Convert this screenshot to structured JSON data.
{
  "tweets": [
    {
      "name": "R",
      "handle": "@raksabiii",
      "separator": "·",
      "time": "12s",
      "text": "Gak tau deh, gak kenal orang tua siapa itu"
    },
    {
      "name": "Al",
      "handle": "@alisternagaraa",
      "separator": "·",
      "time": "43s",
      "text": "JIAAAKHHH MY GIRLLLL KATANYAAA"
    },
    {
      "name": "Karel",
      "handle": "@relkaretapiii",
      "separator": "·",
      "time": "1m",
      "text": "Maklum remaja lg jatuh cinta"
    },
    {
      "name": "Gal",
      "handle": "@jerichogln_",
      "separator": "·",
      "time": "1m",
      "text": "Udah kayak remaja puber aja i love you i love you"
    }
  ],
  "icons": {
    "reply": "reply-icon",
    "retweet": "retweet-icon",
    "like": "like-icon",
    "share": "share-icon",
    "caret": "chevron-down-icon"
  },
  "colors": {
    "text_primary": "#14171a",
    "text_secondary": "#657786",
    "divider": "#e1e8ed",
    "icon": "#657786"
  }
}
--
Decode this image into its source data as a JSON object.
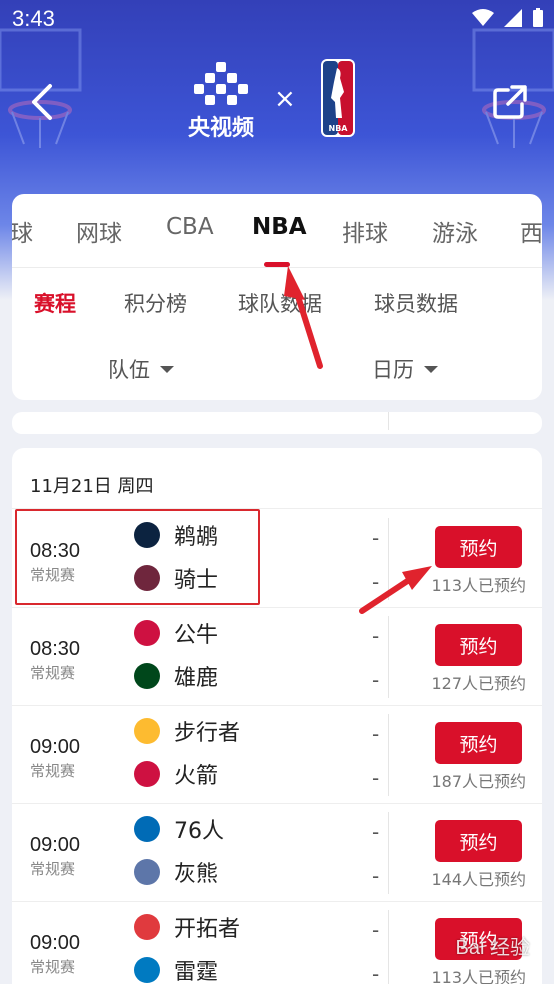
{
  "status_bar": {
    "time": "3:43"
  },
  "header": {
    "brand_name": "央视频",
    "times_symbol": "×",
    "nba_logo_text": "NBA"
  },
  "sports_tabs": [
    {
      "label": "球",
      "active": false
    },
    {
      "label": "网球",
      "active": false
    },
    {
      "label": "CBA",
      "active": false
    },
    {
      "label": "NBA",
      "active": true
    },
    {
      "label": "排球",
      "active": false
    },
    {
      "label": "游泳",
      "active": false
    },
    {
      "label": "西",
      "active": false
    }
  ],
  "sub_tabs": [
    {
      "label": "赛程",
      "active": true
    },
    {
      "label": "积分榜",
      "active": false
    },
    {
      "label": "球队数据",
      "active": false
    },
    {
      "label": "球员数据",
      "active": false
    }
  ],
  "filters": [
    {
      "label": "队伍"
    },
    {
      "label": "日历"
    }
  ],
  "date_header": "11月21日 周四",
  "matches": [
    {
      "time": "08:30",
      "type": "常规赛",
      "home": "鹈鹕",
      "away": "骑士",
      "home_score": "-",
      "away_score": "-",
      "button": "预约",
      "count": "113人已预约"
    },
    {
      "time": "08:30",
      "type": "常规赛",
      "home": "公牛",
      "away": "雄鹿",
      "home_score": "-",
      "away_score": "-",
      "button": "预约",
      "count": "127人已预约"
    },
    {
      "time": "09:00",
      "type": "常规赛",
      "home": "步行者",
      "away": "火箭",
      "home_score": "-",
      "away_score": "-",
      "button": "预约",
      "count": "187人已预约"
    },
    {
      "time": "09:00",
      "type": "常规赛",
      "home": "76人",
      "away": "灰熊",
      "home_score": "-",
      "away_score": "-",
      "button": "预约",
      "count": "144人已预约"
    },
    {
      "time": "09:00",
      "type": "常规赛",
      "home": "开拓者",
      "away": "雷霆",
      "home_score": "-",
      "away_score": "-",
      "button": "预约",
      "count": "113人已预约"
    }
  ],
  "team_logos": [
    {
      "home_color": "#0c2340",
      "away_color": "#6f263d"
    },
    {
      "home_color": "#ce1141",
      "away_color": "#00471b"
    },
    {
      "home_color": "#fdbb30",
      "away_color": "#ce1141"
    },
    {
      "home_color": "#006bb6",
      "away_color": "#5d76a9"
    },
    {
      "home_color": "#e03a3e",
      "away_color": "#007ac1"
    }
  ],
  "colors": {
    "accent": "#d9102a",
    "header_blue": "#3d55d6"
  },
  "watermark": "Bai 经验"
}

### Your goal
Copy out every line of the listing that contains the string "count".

### Solved exercise
      "count": "113人已预约"
      "count": "127人已预约"
      "count": "187人已预约"
      "count": "144人已预约"
      "count": "113人已预约"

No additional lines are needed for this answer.